In the penultimate episode, we watched as Wallander struggled with the symptoms of Alzheimer’s in the midst of his daily work. People often think of Alzheimer’s (the most common cause of dementia) as a condition that affects the family and friends of those who have it. Employers and work colleagues, however, may also be affected and we see this clearly in the case of Wallander.
Many who work in Human Resources could well benefit from seeing how his symptoms reveal themselves and the coping strategies that he initially develops.

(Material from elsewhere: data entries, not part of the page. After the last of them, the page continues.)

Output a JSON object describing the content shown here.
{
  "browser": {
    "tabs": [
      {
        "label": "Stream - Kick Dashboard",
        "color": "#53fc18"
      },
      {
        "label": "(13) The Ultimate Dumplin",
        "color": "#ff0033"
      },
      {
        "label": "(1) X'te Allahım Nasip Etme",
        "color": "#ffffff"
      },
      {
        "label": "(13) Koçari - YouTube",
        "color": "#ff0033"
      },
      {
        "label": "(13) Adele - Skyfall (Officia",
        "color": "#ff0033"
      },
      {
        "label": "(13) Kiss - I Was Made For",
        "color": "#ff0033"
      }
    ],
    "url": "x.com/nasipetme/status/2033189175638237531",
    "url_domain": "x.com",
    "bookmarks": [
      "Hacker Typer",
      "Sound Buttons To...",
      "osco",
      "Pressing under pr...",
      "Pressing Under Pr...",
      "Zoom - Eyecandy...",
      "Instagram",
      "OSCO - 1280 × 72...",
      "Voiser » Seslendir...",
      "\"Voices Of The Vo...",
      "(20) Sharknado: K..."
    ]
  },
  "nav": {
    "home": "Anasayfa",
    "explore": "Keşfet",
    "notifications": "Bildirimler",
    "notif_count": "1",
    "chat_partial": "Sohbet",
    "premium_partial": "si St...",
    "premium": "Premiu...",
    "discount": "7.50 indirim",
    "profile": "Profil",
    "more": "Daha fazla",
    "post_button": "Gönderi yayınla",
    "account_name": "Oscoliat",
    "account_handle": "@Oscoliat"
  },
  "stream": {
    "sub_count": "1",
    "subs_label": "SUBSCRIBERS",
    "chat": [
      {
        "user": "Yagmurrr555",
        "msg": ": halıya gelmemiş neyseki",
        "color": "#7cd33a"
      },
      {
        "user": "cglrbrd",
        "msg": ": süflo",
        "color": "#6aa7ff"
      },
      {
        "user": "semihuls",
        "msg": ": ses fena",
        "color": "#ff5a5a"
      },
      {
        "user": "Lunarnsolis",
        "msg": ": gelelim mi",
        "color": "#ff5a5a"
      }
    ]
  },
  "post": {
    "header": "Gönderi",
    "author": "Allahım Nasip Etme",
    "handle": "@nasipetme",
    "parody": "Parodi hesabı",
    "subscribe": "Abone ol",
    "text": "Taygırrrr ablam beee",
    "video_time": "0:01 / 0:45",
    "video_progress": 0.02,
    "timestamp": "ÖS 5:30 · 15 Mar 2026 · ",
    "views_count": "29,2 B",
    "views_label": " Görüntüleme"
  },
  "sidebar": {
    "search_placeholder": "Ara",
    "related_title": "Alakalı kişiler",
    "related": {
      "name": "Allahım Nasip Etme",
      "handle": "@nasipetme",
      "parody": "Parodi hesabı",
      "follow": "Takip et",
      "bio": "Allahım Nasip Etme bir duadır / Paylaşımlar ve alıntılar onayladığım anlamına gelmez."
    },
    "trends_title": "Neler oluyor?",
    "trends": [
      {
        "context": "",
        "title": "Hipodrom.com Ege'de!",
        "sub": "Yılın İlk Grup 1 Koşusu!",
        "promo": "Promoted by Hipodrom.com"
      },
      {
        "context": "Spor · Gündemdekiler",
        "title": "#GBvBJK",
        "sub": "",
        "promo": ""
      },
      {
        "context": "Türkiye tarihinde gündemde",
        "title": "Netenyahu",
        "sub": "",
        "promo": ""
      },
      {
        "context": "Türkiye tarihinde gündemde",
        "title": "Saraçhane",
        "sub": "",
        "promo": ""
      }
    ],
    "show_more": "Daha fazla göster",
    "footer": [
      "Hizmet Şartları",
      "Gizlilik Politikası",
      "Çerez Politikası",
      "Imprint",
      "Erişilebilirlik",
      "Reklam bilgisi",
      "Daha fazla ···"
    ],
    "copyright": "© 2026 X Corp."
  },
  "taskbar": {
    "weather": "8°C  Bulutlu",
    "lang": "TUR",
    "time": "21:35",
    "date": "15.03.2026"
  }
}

Everyone is unique but Henriksson’s skilful acting and the superb way in which this storyline is presented enables the viewer to gain some insight into the condition.
As Kurt Wallander slips away from us tonight, he has left a considerable legacy for those dealing with Alzheimer’s both now and in the future.
Employer support Open dialogue is central to employers supporting a staff member with dementia, so sufferers know where to go if they are having problems with their illness, especially in relation to their roles and responsibilities. Chandaria says: “Having the space to communicate, knowing there is occupational health available or if there is an EAP, or the first port of call being their manager: it’s about that openness to talk about any difficulties they are experiencing. “There is still a lot of fear and stigma around dementia, and if there is still fear about telling friends and family, there is going to be even more fear about telling an employer.”